*** MATERIAL FOR THE TASK ***
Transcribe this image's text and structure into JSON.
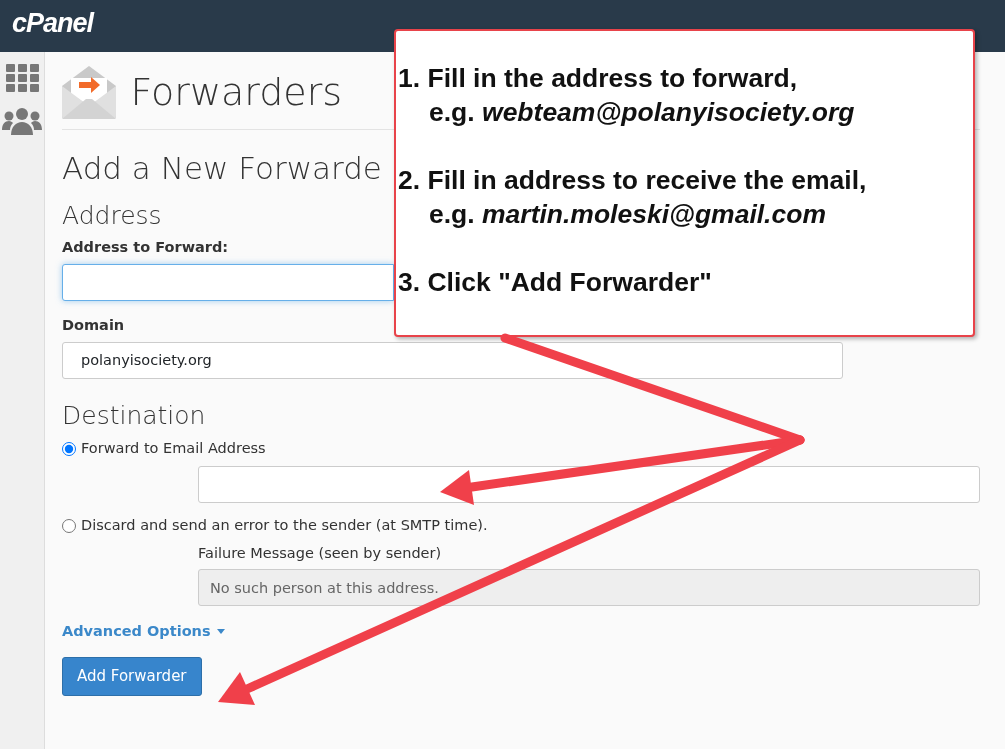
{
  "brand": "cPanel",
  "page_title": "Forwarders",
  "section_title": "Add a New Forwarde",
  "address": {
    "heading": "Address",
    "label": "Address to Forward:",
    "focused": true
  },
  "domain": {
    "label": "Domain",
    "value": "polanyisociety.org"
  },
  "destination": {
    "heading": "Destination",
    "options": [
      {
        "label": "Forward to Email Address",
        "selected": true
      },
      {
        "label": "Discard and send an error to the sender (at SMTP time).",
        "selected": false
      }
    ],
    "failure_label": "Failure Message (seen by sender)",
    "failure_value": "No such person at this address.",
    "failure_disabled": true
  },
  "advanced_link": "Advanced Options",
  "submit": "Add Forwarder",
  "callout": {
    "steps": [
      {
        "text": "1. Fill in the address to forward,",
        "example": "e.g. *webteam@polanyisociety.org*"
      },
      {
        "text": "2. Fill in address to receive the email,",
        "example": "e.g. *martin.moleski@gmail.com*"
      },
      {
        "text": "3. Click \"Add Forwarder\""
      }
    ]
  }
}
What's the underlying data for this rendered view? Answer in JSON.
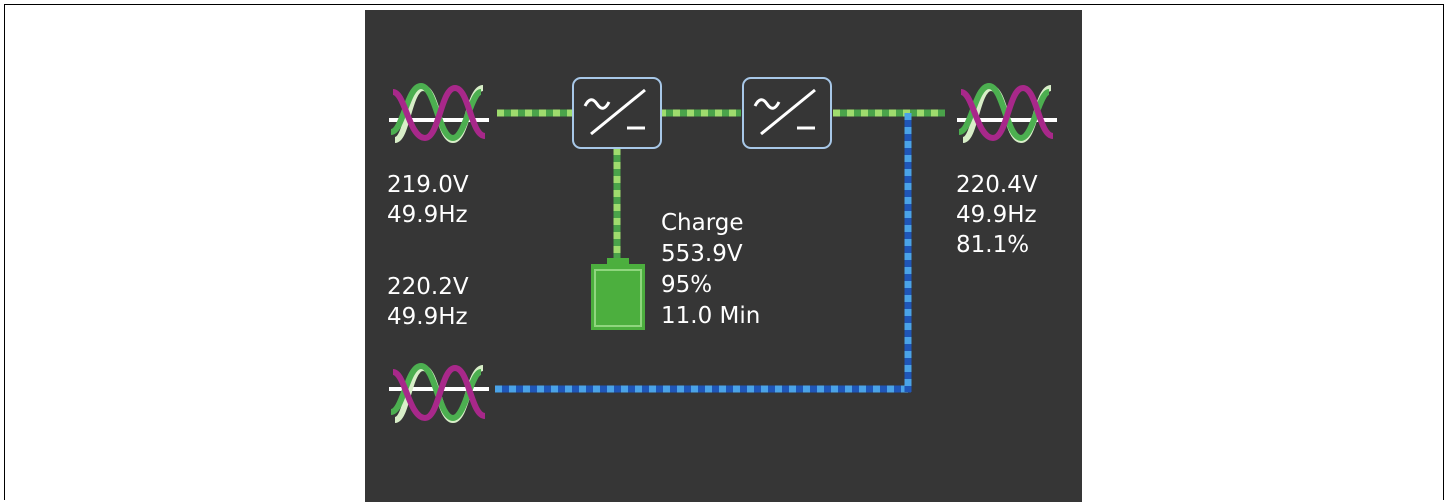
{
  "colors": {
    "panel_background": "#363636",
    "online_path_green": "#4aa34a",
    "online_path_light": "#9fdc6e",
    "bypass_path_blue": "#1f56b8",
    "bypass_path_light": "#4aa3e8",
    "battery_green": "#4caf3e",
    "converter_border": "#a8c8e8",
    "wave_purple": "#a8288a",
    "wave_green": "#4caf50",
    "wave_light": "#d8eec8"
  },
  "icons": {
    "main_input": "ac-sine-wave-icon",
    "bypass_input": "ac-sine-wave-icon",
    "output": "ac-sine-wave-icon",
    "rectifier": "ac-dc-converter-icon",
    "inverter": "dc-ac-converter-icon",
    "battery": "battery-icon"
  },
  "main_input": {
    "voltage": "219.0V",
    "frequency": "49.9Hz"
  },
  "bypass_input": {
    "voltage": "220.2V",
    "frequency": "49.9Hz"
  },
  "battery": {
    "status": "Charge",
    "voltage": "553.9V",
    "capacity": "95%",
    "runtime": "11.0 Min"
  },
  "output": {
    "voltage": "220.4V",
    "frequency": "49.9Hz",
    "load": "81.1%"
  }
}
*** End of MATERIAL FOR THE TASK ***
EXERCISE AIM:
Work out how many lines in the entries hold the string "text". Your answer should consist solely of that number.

ANSWER SPACE:
4